> [TASK GOAL]: Write every line below out again exactly, images omitted.

> [RECORDS FOR THIS TASK]:
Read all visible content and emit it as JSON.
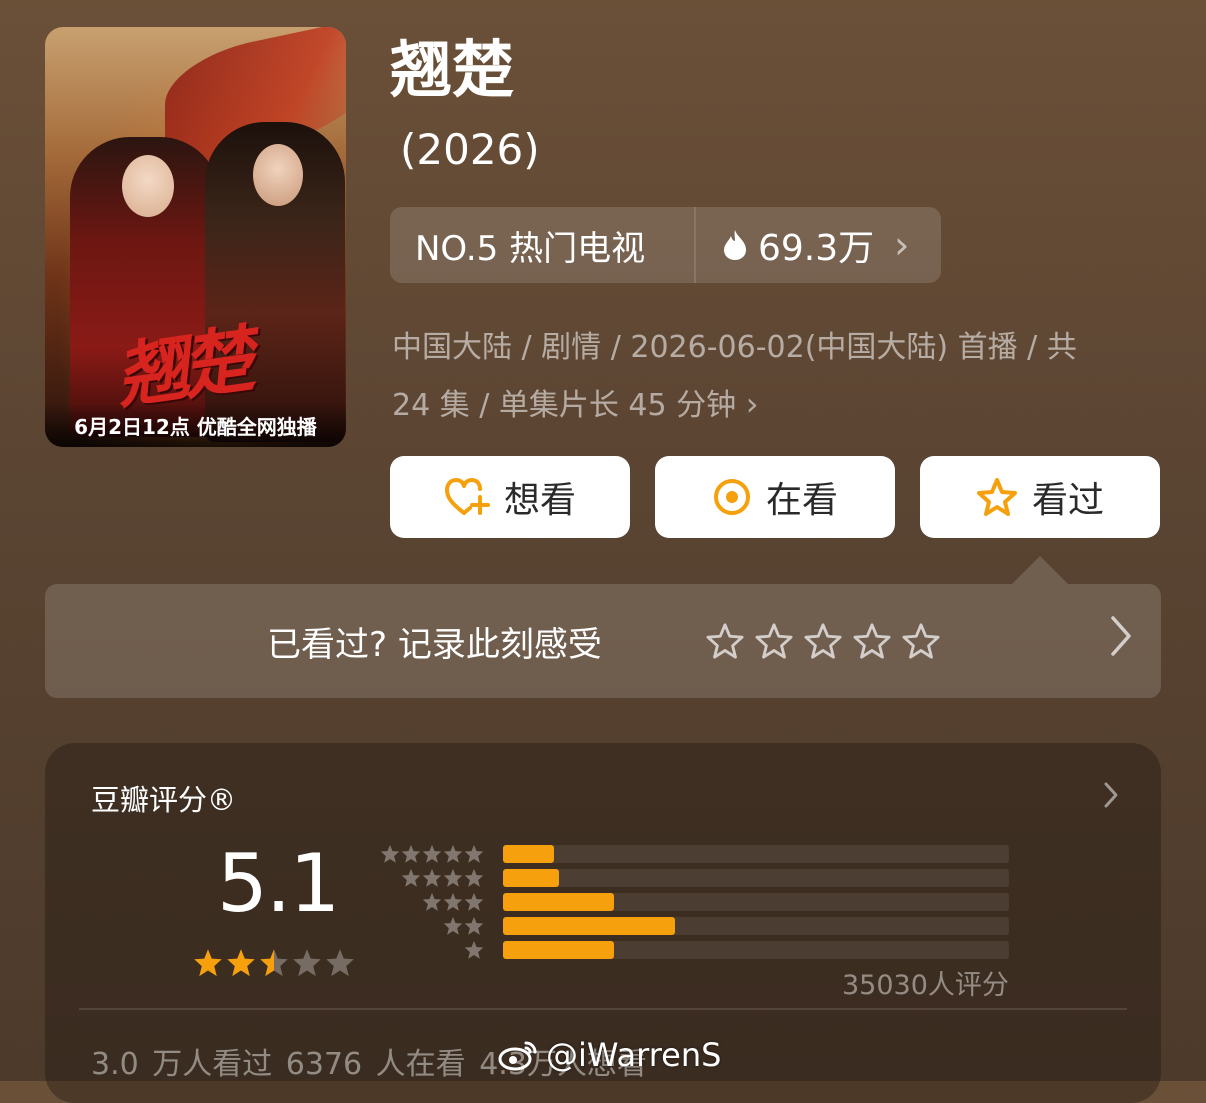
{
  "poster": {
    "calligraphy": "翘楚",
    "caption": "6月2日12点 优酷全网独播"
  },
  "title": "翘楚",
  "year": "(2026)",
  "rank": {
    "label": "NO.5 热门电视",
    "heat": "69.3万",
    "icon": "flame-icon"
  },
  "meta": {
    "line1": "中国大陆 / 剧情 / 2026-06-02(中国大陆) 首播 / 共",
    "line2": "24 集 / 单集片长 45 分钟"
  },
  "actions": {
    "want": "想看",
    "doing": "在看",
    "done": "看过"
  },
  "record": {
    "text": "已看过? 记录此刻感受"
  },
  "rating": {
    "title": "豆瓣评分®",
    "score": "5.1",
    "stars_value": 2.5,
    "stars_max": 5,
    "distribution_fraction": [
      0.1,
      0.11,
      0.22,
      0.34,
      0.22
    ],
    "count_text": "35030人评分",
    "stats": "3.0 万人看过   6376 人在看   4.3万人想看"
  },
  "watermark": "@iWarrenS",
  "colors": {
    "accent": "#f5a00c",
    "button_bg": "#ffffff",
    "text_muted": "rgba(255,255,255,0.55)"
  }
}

> [RESPONSE TO THE TASK]:
Read all visible content and emit it as JSON.
{
  "poster": {
    "calligraphy": "翘楚",
    "caption": "6月2日12点 优酷全网独播"
  },
  "title": "翘楚",
  "year": "(2026)",
  "rank": {
    "label": "NO.5 热门电视",
    "heat": "69.3万",
    "icon": "flame-icon"
  },
  "meta": {
    "line1": "中国大陆 / 剧情 / 2026-06-02(中国大陆) 首播 / 共",
    "line2": "24 集 / 单集片长 45 分钟"
  },
  "actions": {
    "want": "想看",
    "doing": "在看",
    "done": "看过"
  },
  "record": {
    "text": "已看过? 记录此刻感受"
  },
  "rating": {
    "title": "豆瓣评分®",
    "score": "5.1",
    "stars_value": 2.5,
    "stars_max": 5,
    "distribution_fraction": [
      0.1,
      0.11,
      0.22,
      0.34,
      0.22
    ],
    "count_text": "35030人评分",
    "stats": "3.0 万人看过   6376 人在看   4.3万人想看"
  },
  "watermark": "@iWarrenS",
  "colors": {
    "accent": "#f5a00c",
    "button_bg": "#ffffff",
    "text_muted": "rgba(255,255,255,0.55)"
  }
}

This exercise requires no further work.